[Start of Attachment]

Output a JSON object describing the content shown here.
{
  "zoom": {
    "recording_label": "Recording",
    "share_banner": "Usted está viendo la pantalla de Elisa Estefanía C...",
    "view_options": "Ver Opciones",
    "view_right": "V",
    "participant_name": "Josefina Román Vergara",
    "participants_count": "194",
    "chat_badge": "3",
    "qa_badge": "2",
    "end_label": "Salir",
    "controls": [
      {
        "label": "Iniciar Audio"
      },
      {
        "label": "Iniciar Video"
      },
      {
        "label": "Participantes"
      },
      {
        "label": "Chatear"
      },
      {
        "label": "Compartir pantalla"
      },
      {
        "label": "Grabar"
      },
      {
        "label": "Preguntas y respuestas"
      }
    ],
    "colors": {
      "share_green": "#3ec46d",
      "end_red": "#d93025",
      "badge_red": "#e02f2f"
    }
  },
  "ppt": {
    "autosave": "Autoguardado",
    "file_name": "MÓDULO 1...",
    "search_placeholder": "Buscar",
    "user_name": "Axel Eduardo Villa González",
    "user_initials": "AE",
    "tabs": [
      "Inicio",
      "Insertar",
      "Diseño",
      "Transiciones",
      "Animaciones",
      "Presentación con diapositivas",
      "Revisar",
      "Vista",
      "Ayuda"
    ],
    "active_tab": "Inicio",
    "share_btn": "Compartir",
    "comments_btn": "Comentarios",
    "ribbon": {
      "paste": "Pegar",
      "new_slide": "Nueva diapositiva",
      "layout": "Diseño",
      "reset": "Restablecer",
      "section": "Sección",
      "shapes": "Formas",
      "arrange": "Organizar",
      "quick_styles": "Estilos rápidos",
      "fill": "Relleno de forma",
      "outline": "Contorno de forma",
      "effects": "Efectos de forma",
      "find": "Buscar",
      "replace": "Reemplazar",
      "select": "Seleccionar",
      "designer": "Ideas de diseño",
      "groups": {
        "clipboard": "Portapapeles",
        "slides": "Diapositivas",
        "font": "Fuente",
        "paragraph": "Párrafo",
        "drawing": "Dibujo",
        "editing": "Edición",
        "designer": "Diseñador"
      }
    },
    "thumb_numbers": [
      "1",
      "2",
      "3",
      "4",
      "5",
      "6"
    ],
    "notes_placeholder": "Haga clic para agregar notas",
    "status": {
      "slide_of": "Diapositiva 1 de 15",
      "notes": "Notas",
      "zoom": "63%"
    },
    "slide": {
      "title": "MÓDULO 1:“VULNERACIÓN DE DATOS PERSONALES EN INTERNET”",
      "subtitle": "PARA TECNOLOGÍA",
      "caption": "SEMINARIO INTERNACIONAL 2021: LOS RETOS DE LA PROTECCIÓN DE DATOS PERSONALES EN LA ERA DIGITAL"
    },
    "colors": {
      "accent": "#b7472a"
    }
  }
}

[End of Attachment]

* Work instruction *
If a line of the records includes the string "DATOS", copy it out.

* Exercise result *
      "title": "MÓDULO 1:“VULNERACIÓN DE DATOS PERSONALES EN INTERNET”",
      "caption": "SEMINARIO INTERNACIONAL 2021: LOS RETOS DE LA PROTECCIÓN DE DATOS PERSONALES EN LA ERA DIGITAL"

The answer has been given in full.